With the state’s revenues less than half of planned spending for this fiscal year, Walker said his proposed budget cuts for next year include education, with a 2.5 percent cut for K-12 schools -- though he added that his proposal will leave the state’s baseline education funding formula intact...

Nathaniel Herz,Pat Forgey

JUNEAU -- Gov. Bill Walker on Wednesday used his first State of the State address to put a positive, up-by-your-bootstraps spin on Alaska’s tough fiscal predicament, though he offered Alaskans few concrete details on the steps he’ll take to reach the goals outlined in his speech.

In a 40-minute address to members of the Legislature and to a statewide television and radio audience, Walker said he’d appoint a special investigator on Thursday to examine the Alaska National Guard scandal, and said he’d already taken steps to give tens of thousands of Alaskans health care coverage by expanding the Medicaid insurance program...

Nathaniel Herz,Pat Forgey

JUNEAU -- With an optimism that belied the state’s yawning budget deficit, the 29th Alaska Legislature gaveled into session Tuesday afternoon.

First on the agenda in both the House and Senate was the oath of office. Lt. Gov. Byron Mallott presided over the swearing-in of all 40 members of the House and 18 of the 20 members of the Senate for what he said was going to be significant and “likely to be history-making” sessions over the next two years. Two senators were ill and will complete the formalities later...

Pat Forgey

JUNEAU -- Supporters of the Juneau Access Project, the 50-mile road that would travel up Lynn Canal to a new ferry terminal that the state Department of Transportation and Public Facilities wants to build, are hoping that they can persuade new Gov. Bill Walker not to kill the project.

Walker has already said he's issued an order stopping new spending on the proposed $574 million road. That's one of six megaprojects around the state he says Alaska may no longer be able to afford due to falling oil prices...

Pat Forgey

FAIRBANKS -- In 2003, the last time the state eliminated community revenue sharing , the City of Nenana had to shut down its police department, according to Mayor Jason Mayrand.

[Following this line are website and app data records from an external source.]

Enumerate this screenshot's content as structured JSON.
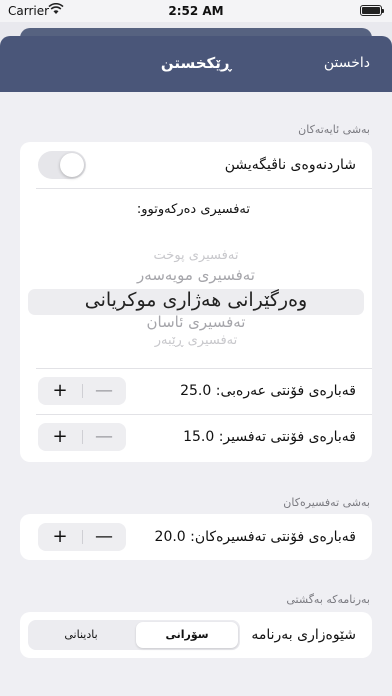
{
  "status": {
    "carrier": "Carrier",
    "time": "2:52 AM"
  },
  "nav": {
    "title": "ڕێکخستن",
    "close_label": "داخستن"
  },
  "sections": {
    "verse": "بەشی ئایەتەکان",
    "tafsir": "بەشی تەفسیرەکان",
    "app": "بەرنامەکە بەگشتی"
  },
  "verse": {
    "toggle_label": "شاردنەوەی ناڤیگەیشن",
    "toggle_on": false,
    "picker_label": "تەفسیری دەرکەوتوو:",
    "picker_options": [
      "تەفسیری پوخت",
      "تەفسیری مویەسەر",
      "وەرگێرانی هەژاری موکریانی",
      "تەفسیری ئاسان",
      "تەفسیری ڕێبەر"
    ],
    "picker_selected": "وەرگێرانی هەژاری موکریانی",
    "arabic_font_label": "قەبارەی فۆنتی عەرەبی: 25.0",
    "tafsir_font_label": "قەبارەی فۆنتی تەفسیر: 15.0"
  },
  "tafsir": {
    "font_label": "قەبارەی فۆنتی تەفسیرەکان: 20.0"
  },
  "app": {
    "program_mode_label": "شێوەزاری بەرنامە",
    "segments": [
      "سۆرانی",
      "بادینانی"
    ],
    "selected_segment": "سۆرانی"
  },
  "stepper": {
    "plus": "+",
    "minus": "—"
  }
}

The state reinstituted the program five years later, and while Nenana has never been able to resurrect its police department, the annual infusion of revenue-sharing cash -- estimated at $115,000 this year -- is essential to keeping what remains of the local government in business, Mayrand said...

Dermot Cole,Pat Forgey

Pages